A review of the Red List of Threatened Species, drawn up by ICUN, has found that despite conservation efforts more animals are in danger of extinction than ever before. The latest global assessment of threatened species by the International Union for Conservation of Nature (IUCN) has revealed that 25% of mammals are at risk of extinction.
The report reassessed several rhino groups and found that no black rhinos remain in west Africa, classifying the subspecies as extinct. The northern white rhino subspecies in central Africa was also classified as on the brink of extinction, while the Javan rhino was recently declared extinct in Vietnam, with only a small population left in Indonesia.
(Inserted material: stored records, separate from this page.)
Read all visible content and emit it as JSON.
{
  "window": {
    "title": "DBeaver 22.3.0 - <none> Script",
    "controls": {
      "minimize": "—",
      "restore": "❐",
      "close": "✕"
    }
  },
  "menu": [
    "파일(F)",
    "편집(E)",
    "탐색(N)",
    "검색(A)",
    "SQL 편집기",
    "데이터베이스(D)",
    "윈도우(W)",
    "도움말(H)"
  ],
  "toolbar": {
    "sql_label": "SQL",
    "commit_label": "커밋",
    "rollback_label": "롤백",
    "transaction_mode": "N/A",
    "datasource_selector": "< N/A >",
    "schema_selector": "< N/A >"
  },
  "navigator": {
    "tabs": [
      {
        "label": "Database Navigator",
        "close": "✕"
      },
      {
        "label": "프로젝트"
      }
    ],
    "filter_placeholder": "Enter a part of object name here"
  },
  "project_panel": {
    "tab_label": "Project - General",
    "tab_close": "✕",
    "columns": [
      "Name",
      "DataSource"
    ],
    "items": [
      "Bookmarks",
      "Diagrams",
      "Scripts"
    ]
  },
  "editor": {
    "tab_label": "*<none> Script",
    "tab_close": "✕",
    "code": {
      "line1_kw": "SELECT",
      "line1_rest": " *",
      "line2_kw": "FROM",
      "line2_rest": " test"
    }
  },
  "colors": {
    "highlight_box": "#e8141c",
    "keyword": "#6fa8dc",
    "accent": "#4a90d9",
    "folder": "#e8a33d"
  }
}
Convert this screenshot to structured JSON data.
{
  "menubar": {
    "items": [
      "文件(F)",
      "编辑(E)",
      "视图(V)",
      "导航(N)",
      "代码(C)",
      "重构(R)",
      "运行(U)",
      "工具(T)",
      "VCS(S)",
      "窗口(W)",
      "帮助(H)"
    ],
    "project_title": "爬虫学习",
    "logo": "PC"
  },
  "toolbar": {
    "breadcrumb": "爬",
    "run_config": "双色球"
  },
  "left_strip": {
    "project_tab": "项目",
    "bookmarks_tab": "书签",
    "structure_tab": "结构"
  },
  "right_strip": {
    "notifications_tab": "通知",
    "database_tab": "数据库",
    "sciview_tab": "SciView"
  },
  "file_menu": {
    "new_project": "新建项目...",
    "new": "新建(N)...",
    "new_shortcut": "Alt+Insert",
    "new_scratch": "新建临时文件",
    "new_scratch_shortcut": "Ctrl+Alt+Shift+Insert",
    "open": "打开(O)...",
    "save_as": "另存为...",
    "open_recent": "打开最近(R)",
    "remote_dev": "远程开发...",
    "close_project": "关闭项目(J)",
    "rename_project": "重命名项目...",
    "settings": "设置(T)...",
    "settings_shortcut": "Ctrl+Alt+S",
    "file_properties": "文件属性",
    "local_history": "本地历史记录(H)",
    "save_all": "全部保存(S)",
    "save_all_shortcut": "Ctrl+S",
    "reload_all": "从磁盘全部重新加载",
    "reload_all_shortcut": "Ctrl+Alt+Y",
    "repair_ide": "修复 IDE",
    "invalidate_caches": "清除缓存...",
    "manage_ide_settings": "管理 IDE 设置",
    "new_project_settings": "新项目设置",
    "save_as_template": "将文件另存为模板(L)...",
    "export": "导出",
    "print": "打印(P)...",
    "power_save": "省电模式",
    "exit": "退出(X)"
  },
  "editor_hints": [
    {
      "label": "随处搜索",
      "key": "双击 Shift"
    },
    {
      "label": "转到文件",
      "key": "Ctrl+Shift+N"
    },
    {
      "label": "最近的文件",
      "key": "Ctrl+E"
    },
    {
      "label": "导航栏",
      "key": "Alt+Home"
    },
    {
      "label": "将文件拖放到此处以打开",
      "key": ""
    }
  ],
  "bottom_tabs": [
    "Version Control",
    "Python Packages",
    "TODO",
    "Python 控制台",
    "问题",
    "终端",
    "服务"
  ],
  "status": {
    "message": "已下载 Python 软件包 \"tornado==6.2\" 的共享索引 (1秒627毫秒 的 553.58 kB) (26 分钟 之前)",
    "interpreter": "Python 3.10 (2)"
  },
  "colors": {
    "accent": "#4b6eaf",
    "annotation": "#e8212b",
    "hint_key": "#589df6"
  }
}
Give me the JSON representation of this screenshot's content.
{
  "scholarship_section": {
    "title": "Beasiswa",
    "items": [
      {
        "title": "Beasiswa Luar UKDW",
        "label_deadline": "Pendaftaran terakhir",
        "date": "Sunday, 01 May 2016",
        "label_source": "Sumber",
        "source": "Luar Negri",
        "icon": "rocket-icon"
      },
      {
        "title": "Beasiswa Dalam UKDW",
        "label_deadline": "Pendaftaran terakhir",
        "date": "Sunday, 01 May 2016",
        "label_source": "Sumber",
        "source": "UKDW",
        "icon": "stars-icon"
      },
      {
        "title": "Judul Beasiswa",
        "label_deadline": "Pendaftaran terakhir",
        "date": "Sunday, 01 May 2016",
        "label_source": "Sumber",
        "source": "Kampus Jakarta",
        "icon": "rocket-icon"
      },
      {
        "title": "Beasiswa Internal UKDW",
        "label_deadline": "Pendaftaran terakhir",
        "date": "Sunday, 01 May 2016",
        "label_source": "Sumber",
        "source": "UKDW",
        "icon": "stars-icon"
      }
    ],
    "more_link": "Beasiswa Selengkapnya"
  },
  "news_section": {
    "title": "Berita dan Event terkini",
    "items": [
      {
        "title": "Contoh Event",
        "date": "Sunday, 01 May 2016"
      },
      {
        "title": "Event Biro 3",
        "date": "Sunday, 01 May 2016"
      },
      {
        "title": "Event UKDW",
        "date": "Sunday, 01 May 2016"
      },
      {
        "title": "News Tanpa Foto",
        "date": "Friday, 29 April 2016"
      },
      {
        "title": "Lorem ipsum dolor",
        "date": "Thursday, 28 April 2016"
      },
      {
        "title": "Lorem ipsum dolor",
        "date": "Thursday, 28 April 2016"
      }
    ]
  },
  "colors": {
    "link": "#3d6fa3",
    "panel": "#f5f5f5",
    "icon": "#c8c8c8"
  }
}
Although overall rhino numbers have been rising, certain subspecies are suffering due to their vulnerability to poachers after their valuable horns.
The assessment also focused on threatened species in Madagascar and found that 40% of terrestrial reptiles on the island are endangered. Nonetheless, the report did contain some success stories, with the reintroduction of the Prezealski’s horse into the wild – a species that was classified as extinct in the wild in 1996, but whose population has been regrown in captivity – but the overall trend of the report is decline in biodiversity. Conservation, awareness and education remains as vital as ever.